Transitioning SA's Petrochemical Value Chain

Sasol's systemic social importance

Sasol is systemically important to the South African economy and society in a number of respects. Sasol’s history is intertwined in the working of the Apartheid state, hence the company’s transformation in line with South Africa’s Black Economic Empowerment initiatives has been an imperative.

The liquid fuels and chemicals value chains are central to the way society is structured and functions. The country’s apartheid past produced cities highly segregated with the majority of the population living far from centralised places of work. This implies long commutes for high numbers of people. At the same time, appropriate public transport infrastructure was not developed to adequately provide for this situation. South Africa is a relatively thinly populated country, with significant distances between major centres, again determining transport patterns. In more recent times, inadequate attention to the maintenance and expansion of transport infrastructure has locked people and freight into transport based on liquid fuels, or travel by foot.

Currently, therefore, liquid fuels play a critical role in mobility in the country.

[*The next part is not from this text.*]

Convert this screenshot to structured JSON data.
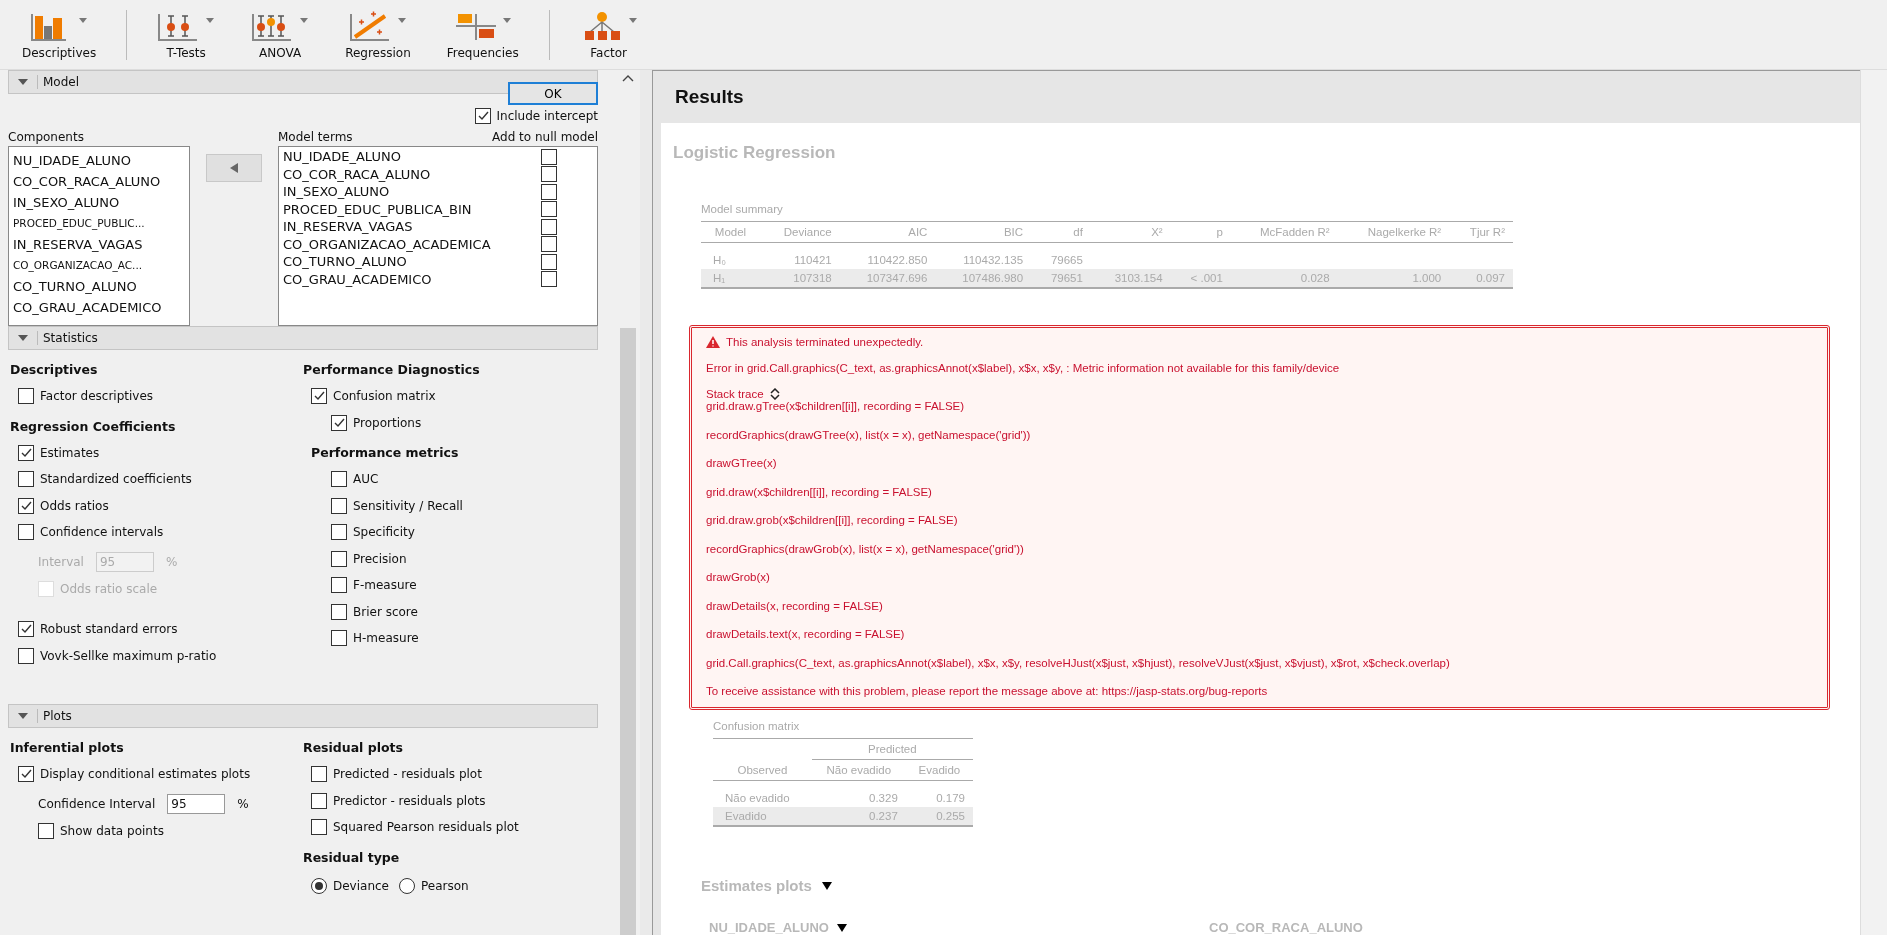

However, Paris-aligned decarbonisation implies that liquid fuels will need to largely disappear globally for transport by mid-century. Alternatives include a switch to EVs, a modal shift (from road to rail), and demand reduction through design and efficiency measures. All of these options have societal impact, particularly when mapped onto a society with the level of equality of South Africa’s. Similarly with chemicals, these are used in every facet of modern living in the country. Again, a combination of demand reduction and production and product switching will be required, with corresponding societal implications. Social drivers for change will be critical, together with an acknowledgement that people don’t like change (Government Engagement).

On a macro-economic level, both Sasol and the petrochemicals value chain are highly interlinked with the South African economic and financial systems. This is considered in greater detail the Techno-Economic section.

Getting the timing right is critical for aligning with the international part of the transition (Labour Engagement). South Africa does not want to be caught with a vehicle fleet it can’t run due to lack of fuel without sufficient transport alternatives. This speaks to the need to balance rapid decarbonisation with ensuring people and economies are not left stranded – making sure that decarbonisation decisions are not put above the imperative of just transition (Business Engagement).